Title: Find Me
Author: André Aciman
Length: 261 pages
Publisher: Faber and Faber
Let me say, I know I was truly blessed by the book gods to get this book. I know, it’s so undeserving but I’m eternally grateful.
Synopsis: One person, one name – he knows, I thought. Right now, he knows, he still knows. Find me, he says. I will, Oliver, I will.
I feel like I have so many feelings and so much to say about this book, I’m scared this blog post might just be a bit of a ramble. I’ll try and keep it coherent, but really, when are my blog posts ever?
Again, I know I’m super lucky to have a ARC of ‘Find Me’. It’s my most anticipated sequel of the year. My most anticipated book of the year. In fact, maybe my most anticipated book ever? As soon as I found out it was being released I wanted it. My excitement knew no bounds.

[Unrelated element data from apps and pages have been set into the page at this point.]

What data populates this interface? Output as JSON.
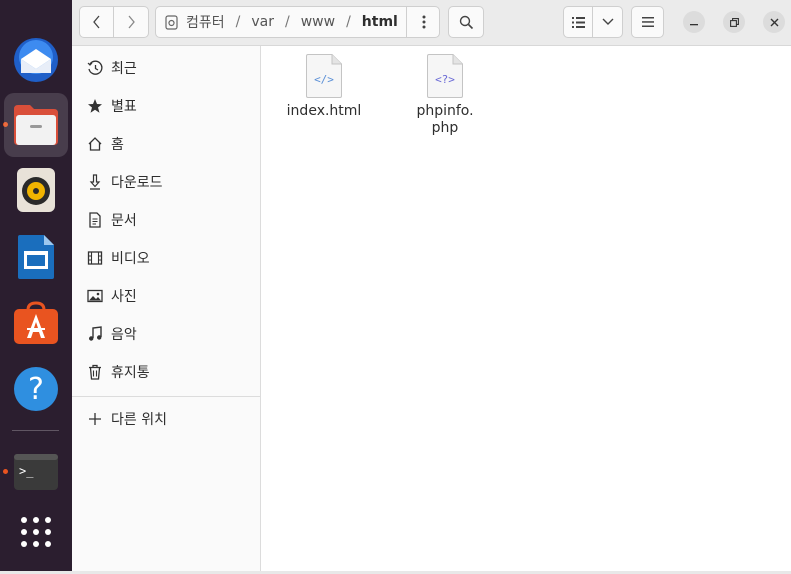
{
  "dock": {
    "items": [
      {
        "name": "thunderbird",
        "running": false
      },
      {
        "name": "files",
        "running": true,
        "active": true
      },
      {
        "name": "rhythmbox",
        "running": false
      },
      {
        "name": "libreoffice-writer",
        "running": false
      },
      {
        "name": "app-center",
        "running": false
      },
      {
        "name": "help",
        "running": false
      },
      {
        "name": "terminal",
        "running": true
      },
      {
        "name": "show-apps",
        "running": false
      }
    ],
    "accent_color": "#e95420"
  },
  "path": {
    "root_label": "컴퓨터",
    "segments": [
      "var",
      "www"
    ],
    "current": "html"
  },
  "sidebar": {
    "items": [
      {
        "label": "최근",
        "icon": "clock-icon"
      },
      {
        "label": "별표",
        "icon": "star-icon"
      },
      {
        "label": "홈",
        "icon": "home-icon"
      },
      {
        "label": "다운로드",
        "icon": "download-icon"
      },
      {
        "label": "문서",
        "icon": "document-icon"
      },
      {
        "label": "비디오",
        "icon": "video-icon"
      },
      {
        "label": "사진",
        "icon": "picture-icon"
      },
      {
        "label": "음악",
        "icon": "music-icon"
      },
      {
        "label": "휴지통",
        "icon": "trash-icon"
      }
    ],
    "other_locations": "다른 위치"
  },
  "files": [
    {
      "name": "index.html",
      "glyph": "</>"
    },
    {
      "name": "phpinfo.\nphp",
      "glyph": "<?>"
    }
  ]
}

But with sequels and excitement comes expectations. I loved ‘Call Me By Your Name’. Seriously loved it. It’s one of my favourite books of all time. I recommend it to everyone. So, I tried to keep my expectations low, to give the book a fair chance. But it was hard book lovers, really hard.
‘Call Me By Your Name’ was the love story between Elio and Oliver, told entirely from Elios perspective. So you can imagine my surprise as I began to read the beginning of the book and it’s told from the perspective of Elio’s father Samuel. It wasn’t what I expected. See, there’s that expectation again. In this first section of the book we find Samuel on a train, on his way to visit Elio, where he meets a much younger, woman and they begin a passionate romance. Did I enjoy Samuels perspective? Yes. Did I want it? No. I spent the whole time wondering when the story would be back with Elio and Oliver.
In the next section of the book, we are finally reunited with Elio. It’s what I was waiting for. However, again, it wasn’t what I wanted. We find Elio beginning a romance with an older man. Side note: This book is almost like a guide book on how to date someone older. There was also a little sub-plot in this story of Elio and … trying to find out where a piece of sheet music came from, and it was so tedious and unnecessary. I don’t know why it was included.
The next section was told from Oliver point of view, who’s spending his last night in New York at a party, before moving back to Vermont with his wife. At the beginning of Oliver’s chapter, we find him mostly thinking about how he wants to have a threesome with a man and woman he’s come to know. Before his mind finally wonders to Elio and he makes a decision that will change his life. And lead the reader to what we’ve been wanting for.
The last section. The reunion. What I was waiting for. There’s no denying it, it was beautiful. Short but beautiful. I just wanted this to be longer. Even this chapter didn’t get a chance to really recapture the essence of what their romance was. It didn’t get to go as in-depth as I would’ve liked. But at least I was happy with how the story of Elio and Oliver ended.
I get it. I get that at the end of ‘Call Me By Your Name’ Oliver left. He moved on with his life. And I get this book was an insight into their lives an individuals, and the journey that brought them back together. It just feels like such a departure from the first book. André obviously knew what we as readers were all expecting and he hasn’t given us it. And I get that. But would it have been so bad to give us what we want? Especially when what he has given us isn’t amazing.
Look, this book was beautifully written. It’s Beautiful. But what did you expect? It’s André Aciman. I truly believes the man is a genius with words. It was at points so beautiful, especially in Samuels section, that it made me cry. It hit me deep. André just has a way of, I truly believe, knowing what’s in your soul and putting it on the page. I had to stop a few times to dry up the tears. I also loved that the sections connected, and showed how time had moved on. It made the story feel more united, and it needed it.
However, where this book is told from the perspective of three characters, I found it lost it’s intensity. In ‘Call Me By Your Name’, you only get Elio’s perspective, his thoughts and feeling created some of the most intense literature I’ve ever read. And it was missing from this book. It tried. It tried in the romance between Samuel and …. And with Elio and ….. But it didn’t manage it. I also felt like it used sex to try and create the intimacy but that also missed the mark. And the lack of intimacy created affects the story, these two romances that happened almost instantly, just felt like the ‘instalove’ troupe instead of the passionate romance that sweeps you away in ‘Find Me’ predecessor.
This is one of the biggest LGBT+ books to ever be released, so it’s a shame there wasn’t more queer elements in it. Of course there is some, but not nearly as much as I was expecting. It feels like a missed opportunity. When they finally get together again, the connection is still there, I just wish we could’ve seen more of it.
Would I recommend this book? Absolutely! It’s beautifully written. But is it the story I was hoping for? No.
Also, I know I’ve spent the review comparing it to the first one, but I couldn’t help it!
Thanks to Faber and Faber for gifting me with a copy of this book in return for an honest, unbiased review. You’ll never know how grateful I am. This books comes out October 29th. Let me know if you enjoy it.
Until the next review